European standards for environmental friendliness of fuels are becoming more stringent. If our country follows them blindly, it could lead to economic disaster. What gasoline will the government ban next time?
Attempts to keep up with the environmental regulations of the European Union do not always lead to positive consequences. The ban on the production and sale of less environmentally friendly brands of gasoline does lead to a reduction in air emissions. But what happens to the country's economy?
In Europe, there is a very strong movement for environmental friendliness, so there is gradually moving from "dirty" gasoline to cleaner. First, the EEC introduced the Euro-1 standard, then Euro-2, Euro-3, Euro-4, Euro-5 and Euro-6. With the introduction of each new "Euro", the requirements for the content of carbon monoxide, hydrocarbons and nitrogen oxides in exhaust gases became more and more stringent. If for Euro-1 the CO content in the exhaust gases was limited to 2.72 grams per kilometer, then, in accordance with the Euro-6 standard, the CO content in the exhaust gases should no longer exceed 0.5 grams per kilometer.
2011 fuel crisis
In 2011, Russia already introduced a ban on AI-80 gasoline. This was due to the fact that the production and use of low octane fuels did not meet the requirements of the European Union. Gasoline AI-80 has an octane number of no higher than 80, while the octane number of most high-quality types of gasoline exceeds 95. The lower the octane number, the higher the tendency of gasoline to detonate in the engine cylinder, which reduces engine power and accelerates its wear.

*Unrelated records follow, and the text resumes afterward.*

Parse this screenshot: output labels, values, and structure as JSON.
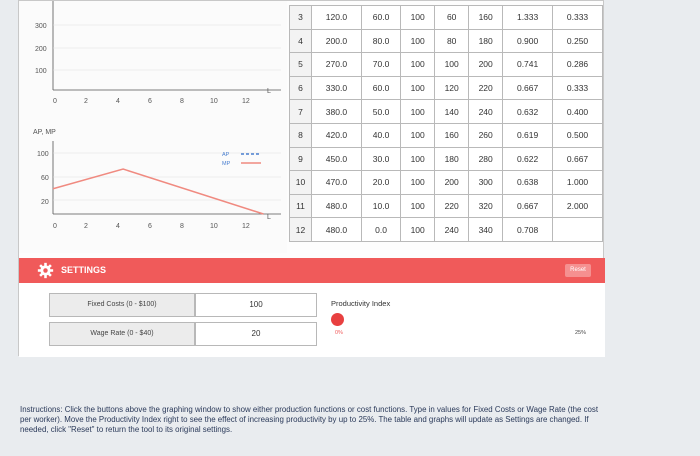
{
  "top_chart": {
    "y_ticks": [
      "300",
      "200",
      "100"
    ],
    "x_ticks": [
      "0",
      "2",
      "4",
      "6",
      "8",
      "10",
      "12"
    ],
    "x_axis_end": "L"
  },
  "bottom_chart": {
    "y_title": "AP, MP",
    "y_ticks": [
      "100",
      "60",
      "20"
    ],
    "x_ticks": [
      "0",
      "2",
      "4",
      "6",
      "8",
      "10",
      "12"
    ],
    "x_axis_end": "L",
    "legend_ap": "AP",
    "legend_mp": "MP",
    "colors": {
      "ap": "#4a7fd0",
      "mp": "#f08a80"
    }
  },
  "chart_data": [
    {
      "type": "line",
      "ylim": [
        0,
        400
      ],
      "xlim": [
        0,
        13
      ]
    },
    {
      "type": "line",
      "ylim": [
        0,
        130
      ],
      "xlim": [
        0,
        13
      ],
      "series": [
        {
          "name": "MP",
          "x": [
            0,
            4,
            12
          ],
          "y": [
            45,
            80,
            0
          ]
        }
      ]
    }
  ],
  "table": {
    "rows": [
      [
        "3",
        "120.0",
        "60.0",
        "100",
        "60",
        "160",
        "1.333",
        "0.333"
      ],
      [
        "4",
        "200.0",
        "80.0",
        "100",
        "80",
        "180",
        "0.900",
        "0.250"
      ],
      [
        "5",
        "270.0",
        "70.0",
        "100",
        "100",
        "200",
        "0.741",
        "0.286"
      ],
      [
        "6",
        "330.0",
        "60.0",
        "100",
        "120",
        "220",
        "0.667",
        "0.333"
      ],
      [
        "7",
        "380.0",
        "50.0",
        "100",
        "140",
        "240",
        "0.632",
        "0.400"
      ],
      [
        "8",
        "420.0",
        "40.0",
        "100",
        "160",
        "260",
        "0.619",
        "0.500"
      ],
      [
        "9",
        "450.0",
        "30.0",
        "100",
        "180",
        "280",
        "0.622",
        "0.667"
      ],
      [
        "10",
        "470.0",
        "20.0",
        "100",
        "200",
        "300",
        "0.638",
        "1.000"
      ],
      [
        "11",
        "480.0",
        "10.0",
        "100",
        "220",
        "320",
        "0.667",
        "2.000"
      ],
      [
        "12",
        "480.0",
        "0.0",
        "100",
        "240",
        "340",
        "0.708",
        ""
      ]
    ]
  },
  "settings": {
    "title": "SETTINGS",
    "reset_label": "Reset",
    "fixed_costs_label": "Fixed Costs (0 - $100)",
    "fixed_costs_value": "100",
    "wage_rate_label": "Wage Rate (0 - $40)",
    "wage_rate_value": "20",
    "productivity_label": "Productivity Index",
    "productivity_min": "0%",
    "productivity_max": "25%",
    "productivity_value": 0,
    "colors": {
      "bar": "#f05a5a",
      "knob": "#e84040"
    }
  },
  "instructions": "Instructions: Click the buttons above the graphing window to show either production functions or cost functions. Type in values for Fixed Costs or Wage Rate (the cost per worker). Move the Productivity Index right to see the effect of increasing productivity by up to 25%. The table and graphs will update as Settings are changed. If needed, click \"Reset\" to return the tool to its original settings."
}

The 2011 ban on low-octane gasoline circulation triggered a fuel crisis. In some Russian regions, petrol stations began to close due to a shortage of gasoline. At the filling stations, which continued to work, gasoline was sold in strictly limited quantities (up to 20 liters) or by cards. The fuel crisis was eliminated only thanks to the lifting of the ban on the production and sale of Euro-2 gasoline. At the same time, the government decided to postpone the introduction of the Euro-4 standard.
What gasoline will be banned?
What gasoline can be banned in the future? This question is easy to answer if you read the regulations of Euro-4, Euro-5 and Euro-6 standards. The EU blacklist includes any low-octane gasoline that, when burned, emits significant amounts of harmful substances (carbon monoxide, nitrogen oxide and unburned hydrocarbons). Will our government blindly follow European technical regulations or will it realize that the well-being of people and a developed economy are more important than ecology?